“How can we make it much lower loss? The loss is important for application, but how can we reduce losses on that? At the same time, how can we make it more efficient? For instance, instead of needing 50 volts for active tuning of the material, maybe we can just apply one volt to control the device. This needs to be understood on the material point of view.”
Lee’s work has garnered the attention of his peers in the scientific research community, as well as industry leaders in the fields of physics.
In 2018, Lee was awarded a $500,000 CAREER Award from the National Science Foundation (NSF) for developing the ultra-thin, nanoscale optical films with electrically tunable properties.
The CAREER Award is a highlight among many prestigious honors for Lee. He also was selected for the 2017 Defense Advanced Research Projects Agency (DARPA) Young Faculty Award and was named in February 2020 as one of 13 SPIE Rising Researchers by the International Society for Optics and Photonics (SPIE).
In a field that trades in the currency of ideas and theories that often go untested or unrecognized, these grants and awards can be the encouragement a researcher needs in what can be an ultra competitive pursuit of science and grant funding.
“If you get an award like this, it will help when applying for other grants since it shows that you are established and have formed the research foundation/capability. It helps to continue getting research funding to keep the work going,” Lee said. “In the U.S., funding is a challenge we’re always seeking to overcome in research. We only have 10 percent success rates, for example. So, it’s great to have something get accepted and to be told the idea you’re doing could be useful for the program manager.”
A major component of Baylor’s endeavor for R1 status is to improve the research facilities and laboratories available to faculty to produce many of the kinds of breakthroughs that Lee and his nano-optics lab have been able to accomplish.
One of the priority facilities is a cleanroom with fabrication capability— a completely controlled and sterile environment that allows for optimal production of Lee’s metamaterials.
“When you’re making materials that are so small and thin and high quality, you don’t want to have any impurities, like dust, on your sample. That’s what this cleanroom environment is able to do, limiting dust particles in the space. That means when you take out the sample, you’ll not contaminate it,” Lee said.
“The bigger issue is, if you have all of the capabilities you need to grow the materials for nanofabrication, then basically you can make all of the material that would be useful not only for material science, but also for optics, for electronics and for mechanical science.”
The cleanroom, coupled with the e-beam lithography machine and other equipment in Lee’s lab, will put Baylor among the best labs in the country.
“The cleanroom is a great start, but we hope to move forward with more equipment inside the room as well,” Lee said.

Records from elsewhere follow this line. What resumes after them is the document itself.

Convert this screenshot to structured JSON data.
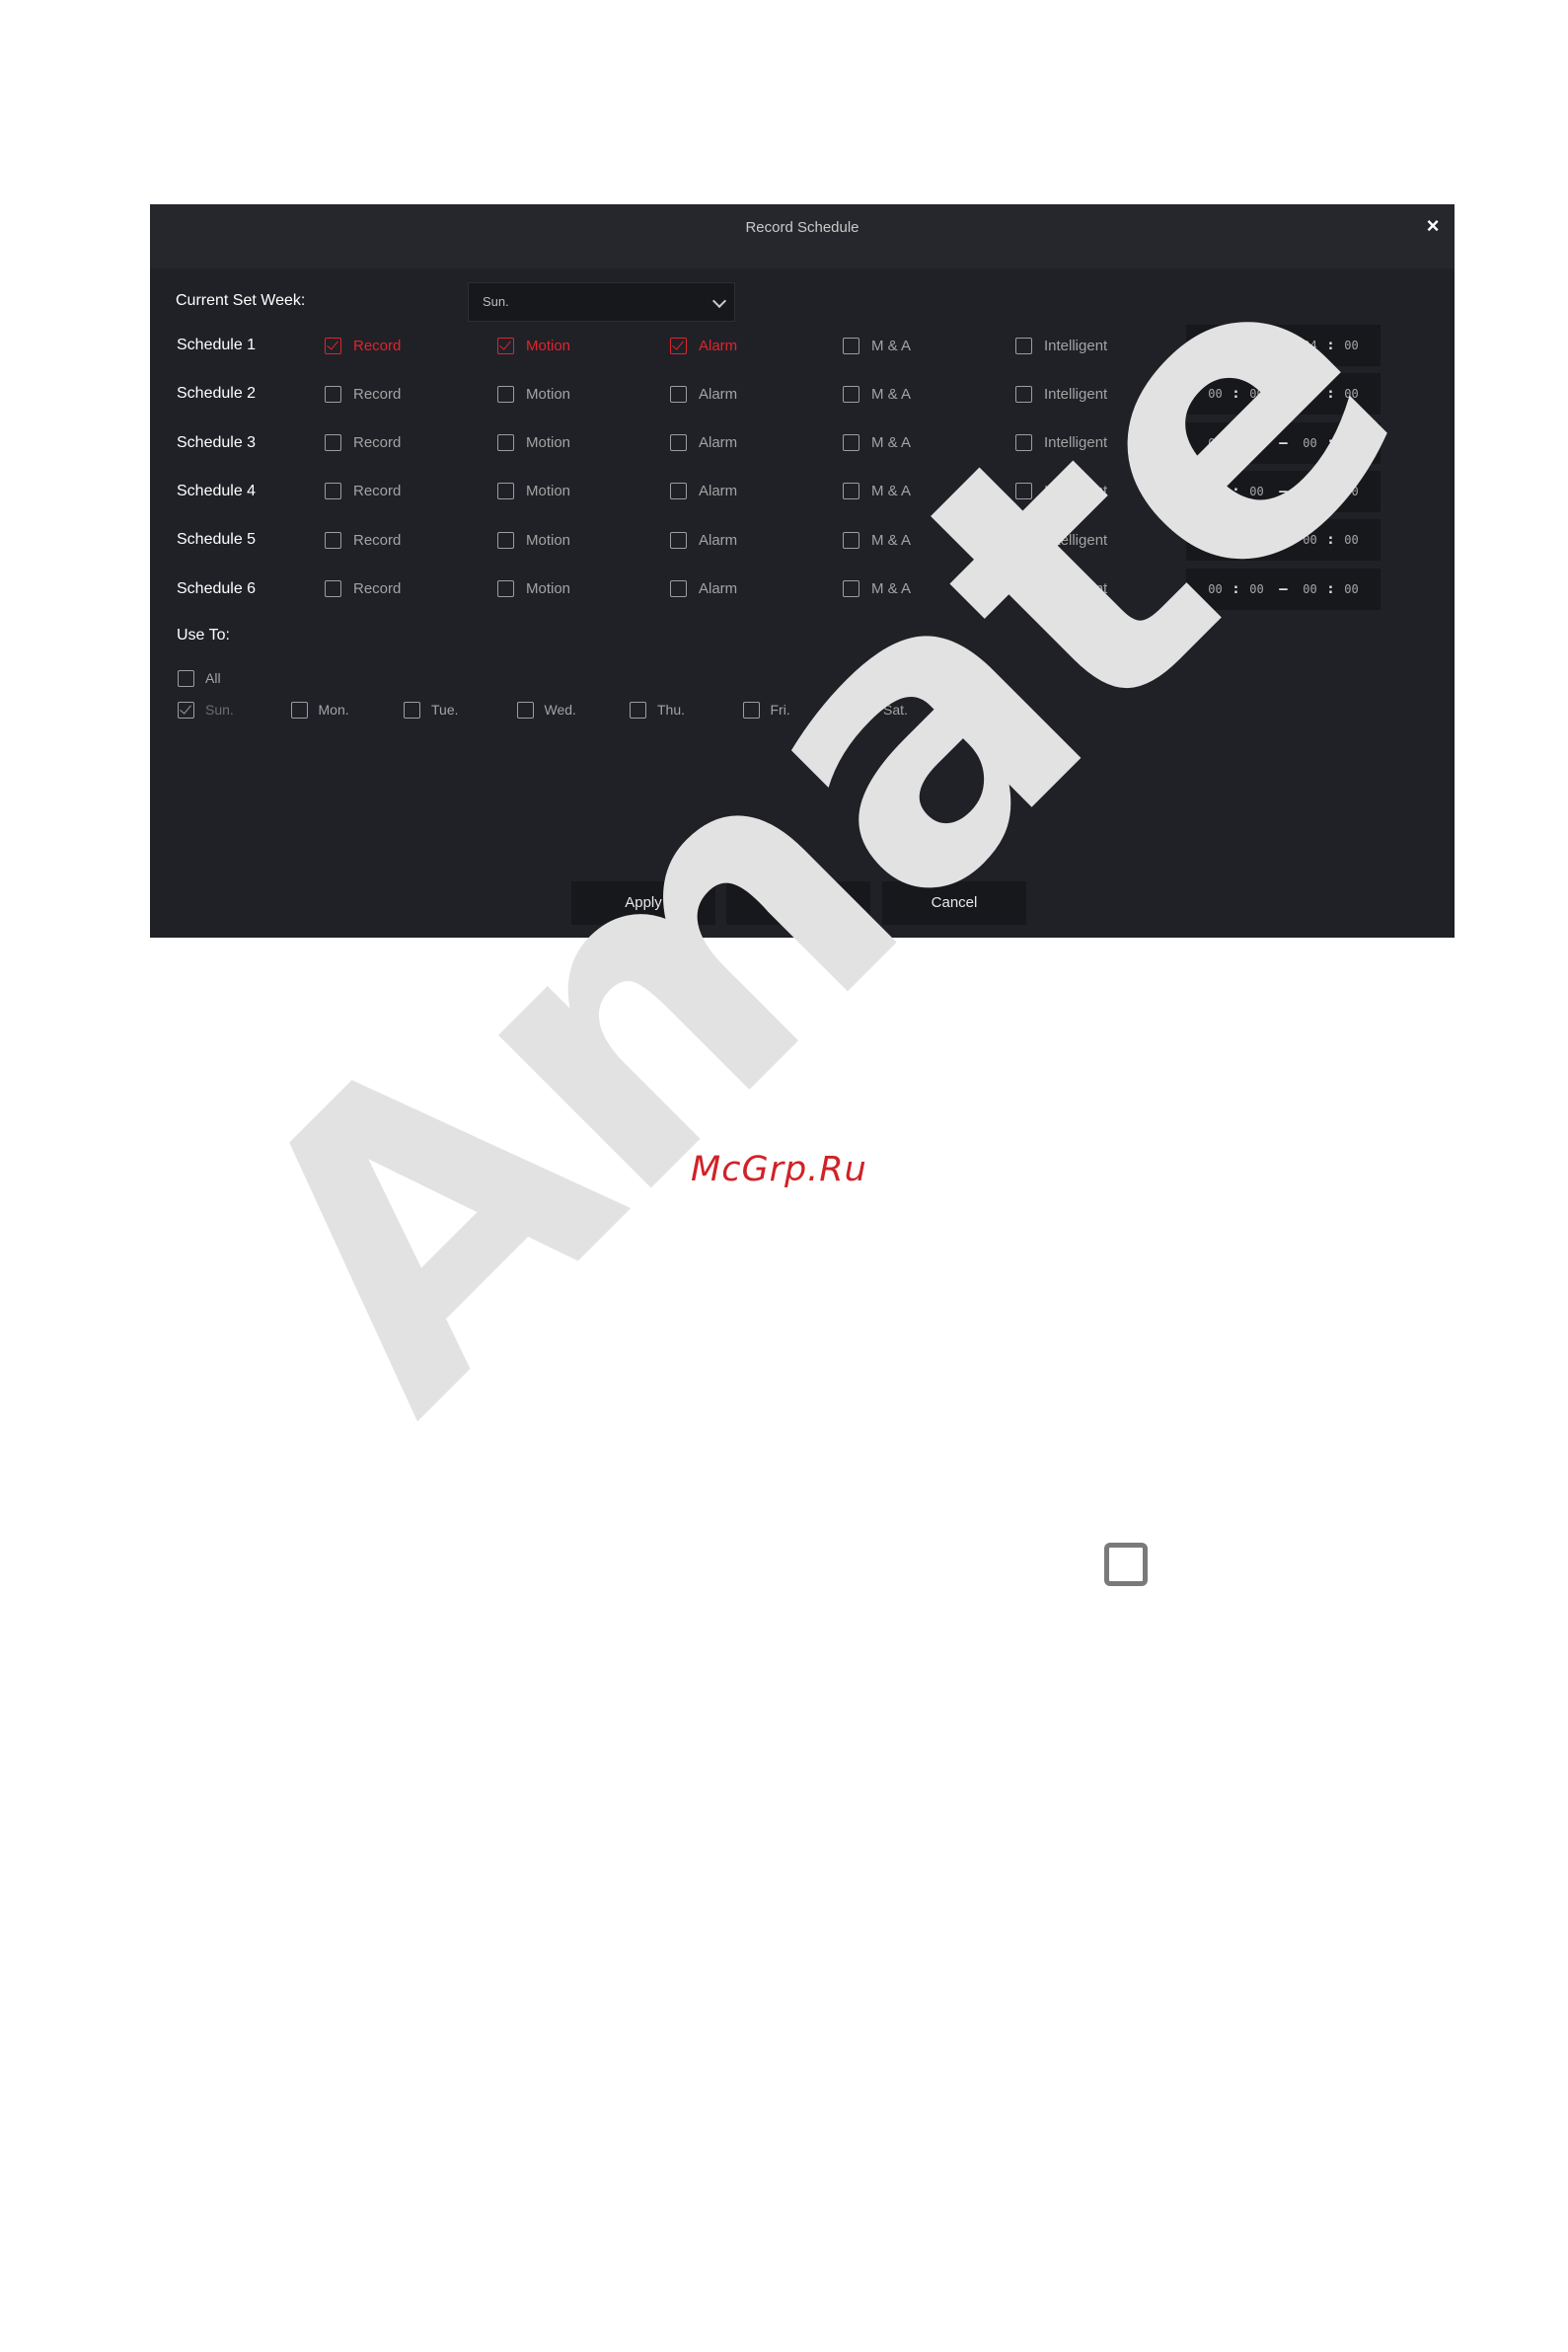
{
  "dialog": {
    "title": "Record Schedule",
    "close_glyph": "×",
    "current_set_week_label": "Current Set Week:",
    "current_set_week_value": "Sun.",
    "schedules": [
      {
        "label": "Schedule 1",
        "record": true,
        "motion": true,
        "alarm": true,
        "ma": false,
        "intelligent": false,
        "start_h": "00",
        "start_m": "00",
        "end_h": "24",
        "end_m": "00"
      },
      {
        "label": "Schedule 2",
        "record": false,
        "motion": false,
        "alarm": false,
        "ma": false,
        "intelligent": false,
        "start_h": "00",
        "start_m": "00",
        "end_h": "00",
        "end_m": "00"
      },
      {
        "label": "Schedule 3",
        "record": false,
        "motion": false,
        "alarm": false,
        "ma": false,
        "intelligent": false,
        "start_h": "00",
        "start_m": "00",
        "end_h": "00",
        "end_m": "00"
      },
      {
        "label": "Schedule 4",
        "record": false,
        "motion": false,
        "alarm": false,
        "ma": false,
        "intelligent": false,
        "start_h": "00",
        "start_m": "00",
        "end_h": "00",
        "end_m": "00"
      },
      {
        "label": "Schedule 5",
        "record": false,
        "motion": false,
        "alarm": false,
        "ma": false,
        "intelligent": false,
        "start_h": "00",
        "start_m": "00",
        "end_h": "00",
        "end_m": "00"
      },
      {
        "label": "Schedule 6",
        "record": false,
        "motion": false,
        "alarm": false,
        "ma": false,
        "intelligent": false,
        "start_h": "00",
        "start_m": "00",
        "end_h": "00",
        "end_m": "00"
      }
    ],
    "options": {
      "record": "Record",
      "motion": "Motion",
      "alarm": "Alarm",
      "ma": "M & A",
      "intelligent": "Intelligent"
    },
    "time_separator": ":",
    "time_dash": "–",
    "use_to_label": "Use To:",
    "all_label": "All",
    "all_checked": false,
    "days": [
      {
        "label": "Sun.",
        "checked": true,
        "disabled": true
      },
      {
        "label": "Mon.",
        "checked": false,
        "disabled": false
      },
      {
        "label": "Tue.",
        "checked": false,
        "disabled": false
      },
      {
        "label": "Wed.",
        "checked": false,
        "disabled": false
      },
      {
        "label": "Thu.",
        "checked": false,
        "disabled": false
      },
      {
        "label": "Fri.",
        "checked": false,
        "disabled": false
      },
      {
        "label": "Sat.",
        "checked": false,
        "disabled": false
      }
    ],
    "buttons": {
      "apply": "Apply",
      "save": "Save",
      "cancel": "Cancel"
    }
  },
  "page": {
    "watermark": "Amate",
    "site_mark": "McGrp.Ru"
  },
  "colors": {
    "accent_red": "#e0242d",
    "dialog_bg": "#202127",
    "field_bg": "#17181c"
  }
}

Advancements like the cleanroom will be a cornerstone in Baylor’s pursuit of R1 designation.
“If we want to become a R1 institute, the facilities are definitely important,” Lee said. “If you don’t have the facilities or resources to do research, it’s hard to compete.”